And that pretty much sums up my thoughts on the book. It wasn’t that it was bad – although there were a couple of irritating niggles – I just felt disengaged because there didn’t seem to be much of a plot for long stretches, and when it did show up it was a trope and one in which I had no real incentive to care about the characters. I just felt disconnected from most of the book.
We start off by following the initiation wander of our hero Loon, abandoned, naked, even without the basic means of survival, in the cold lands. We share the hardship, adventure and fears of this experience. We shiver and hunger and our hearts race in this alien yet familiar world. I fell in love with the book at this point.
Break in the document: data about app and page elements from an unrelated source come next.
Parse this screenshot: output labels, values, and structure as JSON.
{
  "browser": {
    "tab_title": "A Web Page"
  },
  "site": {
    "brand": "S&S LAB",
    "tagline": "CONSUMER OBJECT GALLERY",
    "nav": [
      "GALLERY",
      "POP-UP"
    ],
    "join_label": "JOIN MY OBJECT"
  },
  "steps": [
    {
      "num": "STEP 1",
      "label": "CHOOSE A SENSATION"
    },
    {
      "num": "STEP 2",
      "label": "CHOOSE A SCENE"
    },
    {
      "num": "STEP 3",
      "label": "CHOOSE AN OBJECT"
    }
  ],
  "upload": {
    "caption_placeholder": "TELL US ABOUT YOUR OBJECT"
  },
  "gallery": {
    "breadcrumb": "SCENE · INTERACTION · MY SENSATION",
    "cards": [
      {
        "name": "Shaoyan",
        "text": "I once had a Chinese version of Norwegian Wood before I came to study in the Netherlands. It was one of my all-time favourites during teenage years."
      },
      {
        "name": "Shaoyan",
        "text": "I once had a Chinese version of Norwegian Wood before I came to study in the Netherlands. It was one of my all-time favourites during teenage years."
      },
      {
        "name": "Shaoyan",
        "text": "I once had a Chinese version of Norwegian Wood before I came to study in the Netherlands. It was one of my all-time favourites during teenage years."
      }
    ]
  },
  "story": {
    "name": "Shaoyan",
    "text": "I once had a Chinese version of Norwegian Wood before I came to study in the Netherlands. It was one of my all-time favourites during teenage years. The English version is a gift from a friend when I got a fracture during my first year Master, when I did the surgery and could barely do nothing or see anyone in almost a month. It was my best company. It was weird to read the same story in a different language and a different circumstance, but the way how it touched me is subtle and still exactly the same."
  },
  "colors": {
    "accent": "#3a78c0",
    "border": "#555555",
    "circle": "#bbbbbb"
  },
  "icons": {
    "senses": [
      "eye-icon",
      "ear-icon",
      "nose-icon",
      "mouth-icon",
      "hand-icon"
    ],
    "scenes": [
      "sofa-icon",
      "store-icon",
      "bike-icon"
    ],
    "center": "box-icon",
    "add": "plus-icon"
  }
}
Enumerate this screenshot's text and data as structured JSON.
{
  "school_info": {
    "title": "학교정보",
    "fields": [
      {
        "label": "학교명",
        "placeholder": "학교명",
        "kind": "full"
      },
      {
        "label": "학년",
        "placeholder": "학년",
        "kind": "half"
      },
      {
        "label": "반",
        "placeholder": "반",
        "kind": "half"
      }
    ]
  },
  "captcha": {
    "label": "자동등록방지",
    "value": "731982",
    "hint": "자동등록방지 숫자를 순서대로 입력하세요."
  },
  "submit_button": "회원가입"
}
I felt it became a little episodic (still good but not enough meat there to get one's teeth into) after Loon returns to his tribe and continues his training as a Shaman under the hard but likeable Thorn, but what we really get is a series of snapshots setting the stage, showing us what normality looks like. We watch Loon fall in love with Elga at the eight eight meet and share in the excitement and stressful adventure that follows later. Robinson manages to evoke the cold, fear and hunger, the wonder, even, of a world that is as familiar to its denizens as our own, yet despite that familiarity remains dangerous - these people are living on the edge of hunger and starvation so much of the time. I loved this book because of the way it enabled me to enter that ancient past, to share a moment with our unknown ancestors and appreciate what giants they were.
Also the plot is interesting enough to want you to read on, you get involved. So this has my very highest recommendation!